TASK OBJECTIVE
Find the lines of the records in which the word "JSON" appears and report how many there are, as a number alone.

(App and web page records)
Start of Block

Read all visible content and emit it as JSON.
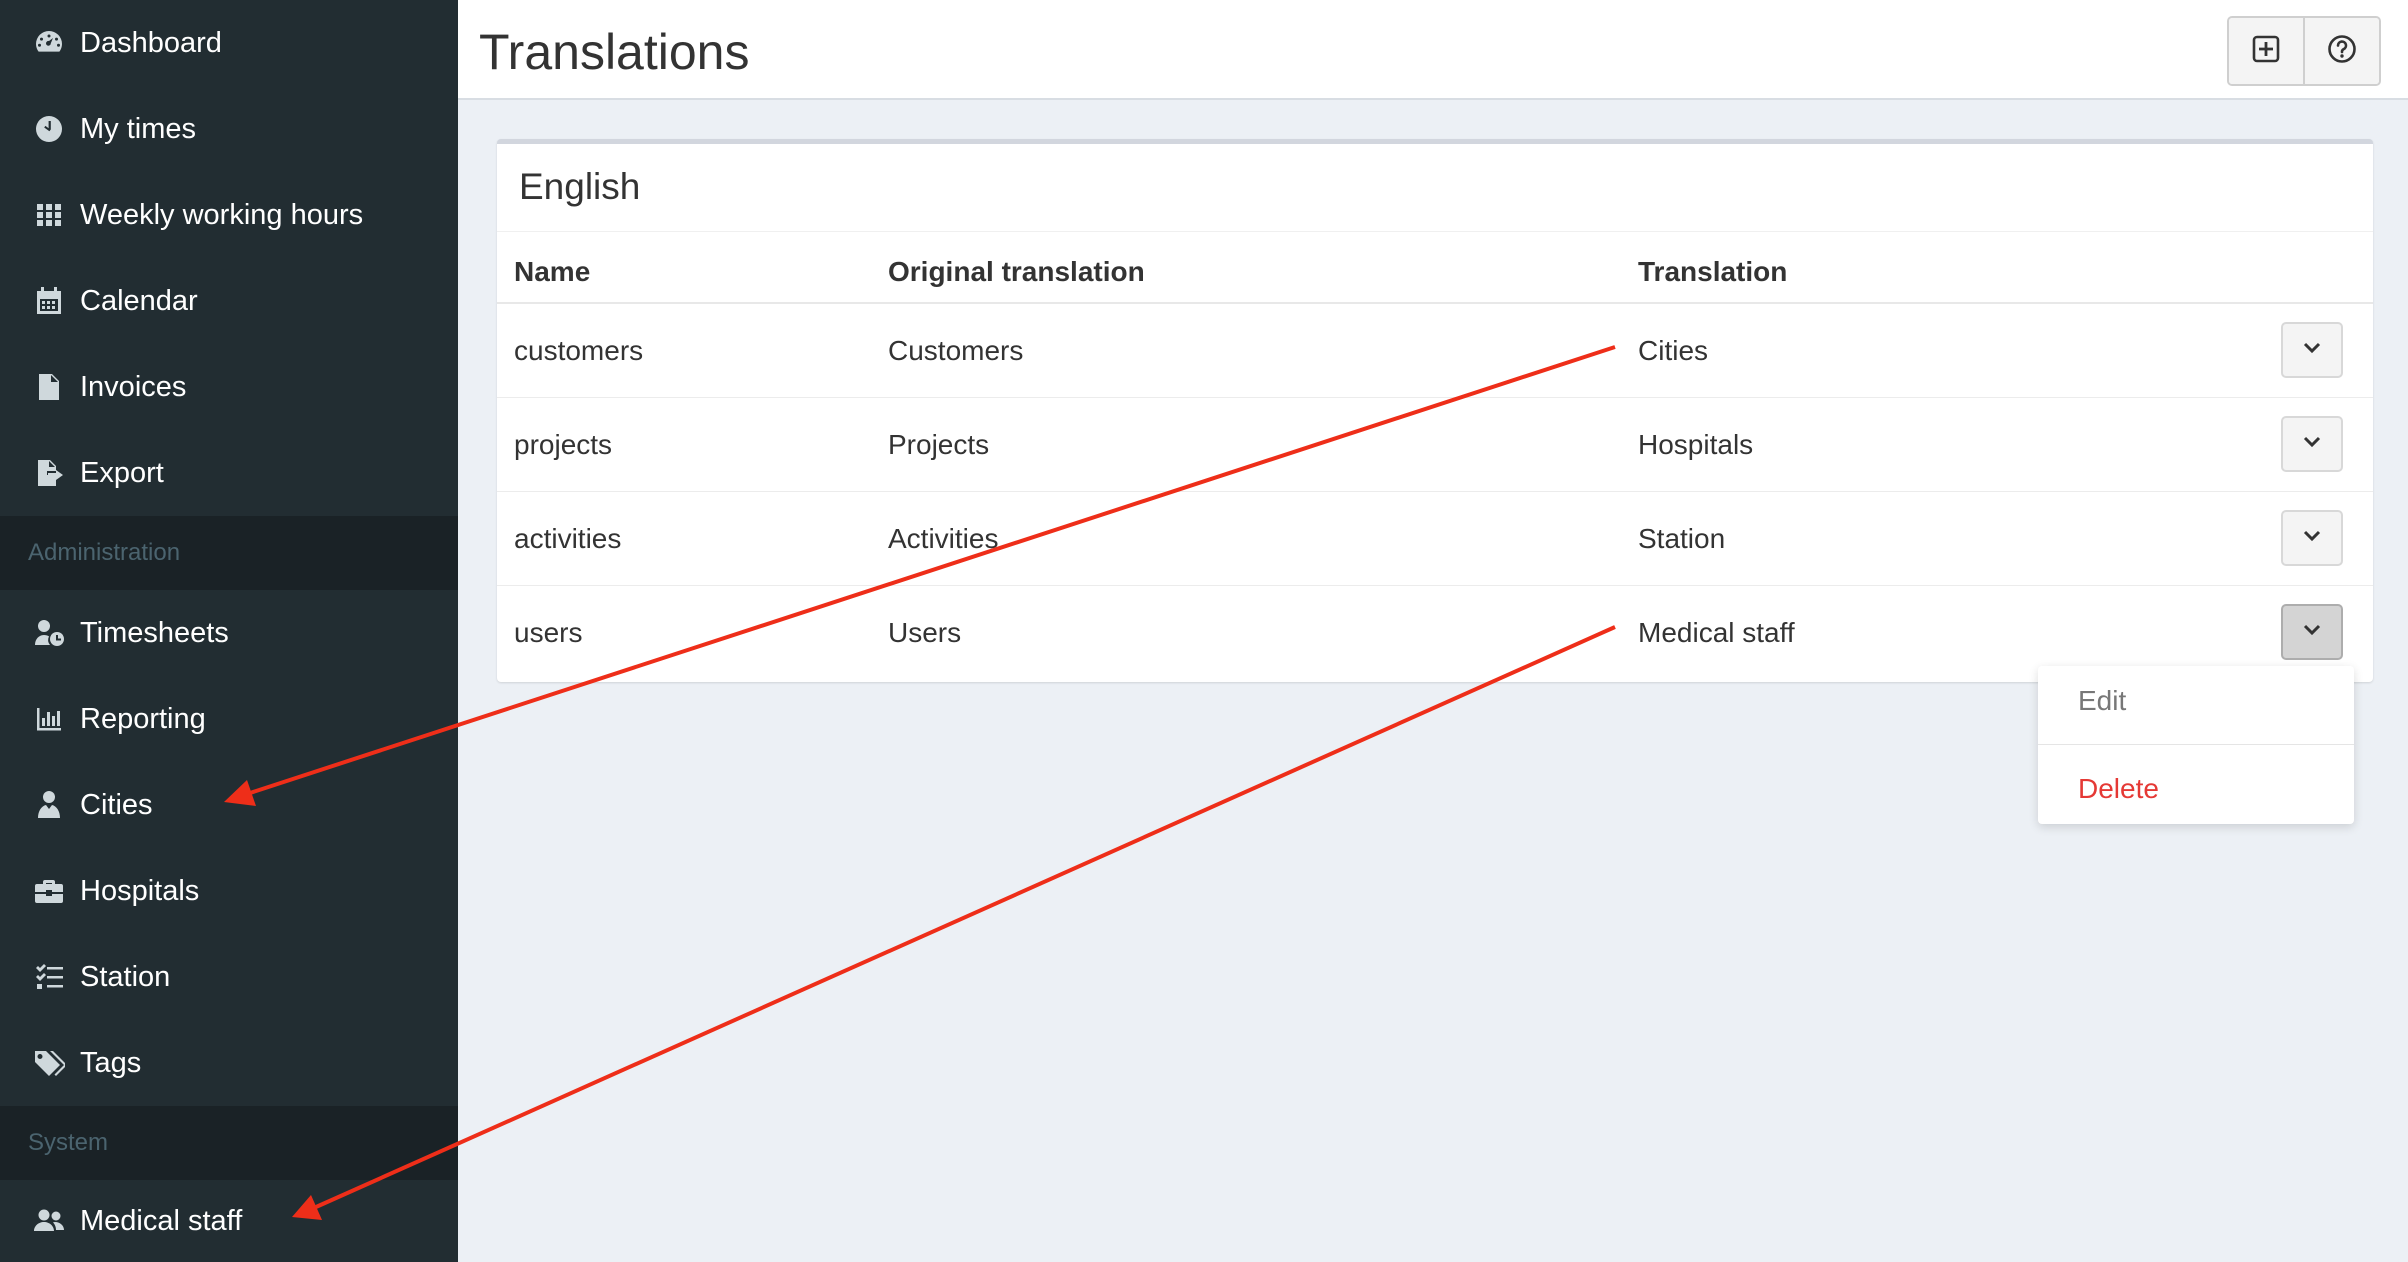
{
  "sidebar": {
    "items": [
      {
        "label": "Dashboard",
        "icon": "dashboard-icon"
      },
      {
        "label": "My times",
        "icon": "clock-icon"
      },
      {
        "label": "Weekly working hours",
        "icon": "grid-icon"
      },
      {
        "label": "Calendar",
        "icon": "calendar-icon"
      },
      {
        "label": "Invoices",
        "icon": "invoice-icon"
      },
      {
        "label": "Export",
        "icon": "export-icon"
      }
    ],
    "admin_header": "Administration",
    "admin_items": [
      {
        "label": "Timesheets",
        "icon": "user-clock-icon"
      },
      {
        "label": "Reporting",
        "icon": "bar-chart-icon"
      },
      {
        "label": "Cities",
        "icon": "user-tie-icon"
      },
      {
        "label": "Hospitals",
        "icon": "briefcase-icon"
      },
      {
        "label": "Station",
        "icon": "tasks-icon"
      },
      {
        "label": "Tags",
        "icon": "tags-icon"
      }
    ],
    "system_header": "System",
    "system_items": [
      {
        "label": "Medical staff",
        "icon": "users-icon"
      }
    ]
  },
  "header": {
    "title": "Translations",
    "buttons": [
      {
        "icon": "plus-square-icon"
      },
      {
        "icon": "help-icon"
      }
    ]
  },
  "box": {
    "title": "English",
    "columns": [
      "Name",
      "Original translation",
      "Translation"
    ],
    "rows": [
      {
        "name": "customers",
        "original": "Customers",
        "translation": "Cities"
      },
      {
        "name": "projects",
        "original": "Projects",
        "translation": "Hospitals"
      },
      {
        "name": "activities",
        "original": "Activities",
        "translation": "Station"
      },
      {
        "name": "users",
        "original": "Users",
        "translation": "Medical staff"
      }
    ]
  },
  "dropdown": {
    "edit": "Edit",
    "delete": "Delete"
  },
  "colors": {
    "sidebar_bg": "#222d32",
    "annotation_arrow": "#ee2e19",
    "delete_text": "#e53935"
  }
}
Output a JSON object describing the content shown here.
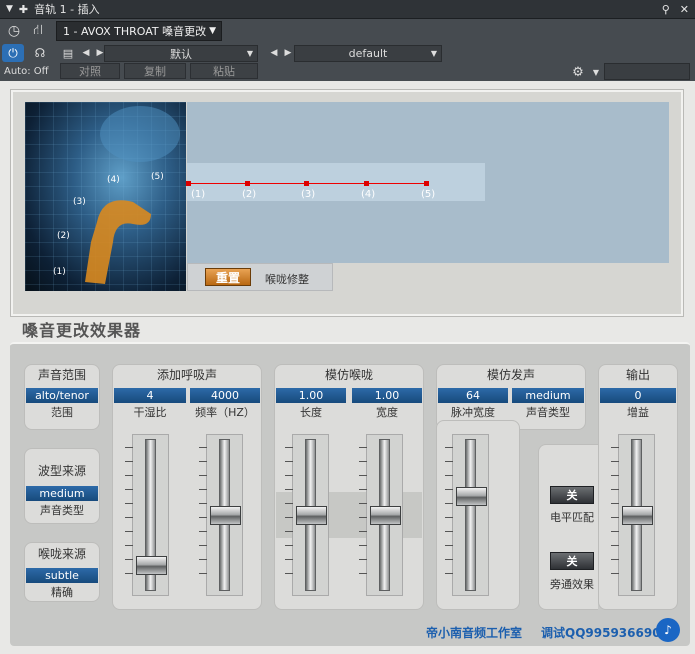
{
  "window": {
    "title": "音轨 1 - 插入"
  },
  "toolbar": {
    "tab_label": "1 - AVOX THROAT 嗓音更改",
    "preset_left": "默认",
    "preset_right": "default",
    "auto_label": "Auto: Off",
    "compare_label": "对照",
    "copy_label": "复制",
    "paste_label": "粘贴"
  },
  "graph": {
    "face_labels": [
      "(1)",
      "(2)",
      "(3)",
      "(4)",
      "(5)"
    ],
    "point_labels": [
      "(1)",
      "(2)",
      "(3)",
      "(4)",
      "(5)"
    ],
    "reset_label": "重置",
    "throat_adjust_label": "喉咙修整"
  },
  "brand": {
    "title": "嗓音更改效果器"
  },
  "groups": {
    "voice_range": {
      "title": "声音范围",
      "value": "alto/tenor",
      "label": "范围"
    },
    "waveform_source": {
      "title": "波型来源",
      "value": "medium",
      "label": "声音类型"
    },
    "throat_source": {
      "title": "喉咙来源",
      "value": "subtle",
      "label": "精确"
    },
    "breath": {
      "title": "添加呼吸声",
      "items": [
        {
          "value": "4",
          "label": "干湿比"
        },
        {
          "value": "4000",
          "label": "频率（HZ）"
        }
      ]
    },
    "throat_model": {
      "title": "模仿喉咙",
      "items": [
        {
          "value": "1.00",
          "label": "长度"
        },
        {
          "value": "1.00",
          "label": "宽度"
        }
      ]
    },
    "vocal_model": {
      "title": "模仿发声",
      "items": [
        {
          "value": "64",
          "label": "脉冲宽度"
        },
        {
          "value": "medium",
          "label": "声音类型"
        }
      ]
    },
    "output": {
      "title": "输出",
      "value": "0",
      "label": "增益"
    }
  },
  "toggles": {
    "level_match": {
      "state": "关",
      "label": "电平匹配"
    },
    "bypass": {
      "state": "关",
      "label": "旁通效果"
    }
  },
  "footer": {
    "studio": "帝小南音频工作室",
    "contact": "调试QQ995936690"
  },
  "slider_levels": {
    "dry_wet": 0.1,
    "freq": 0.5,
    "length": 0.5,
    "width": 0.5,
    "pulse": 0.65,
    "gain": 0.5
  },
  "colors": {
    "accent": "#2c6fb5",
    "value_bg": "#1f5b94",
    "reset": "#d3821f",
    "curve": "#e00000"
  }
}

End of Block

TASK RESPONSE
2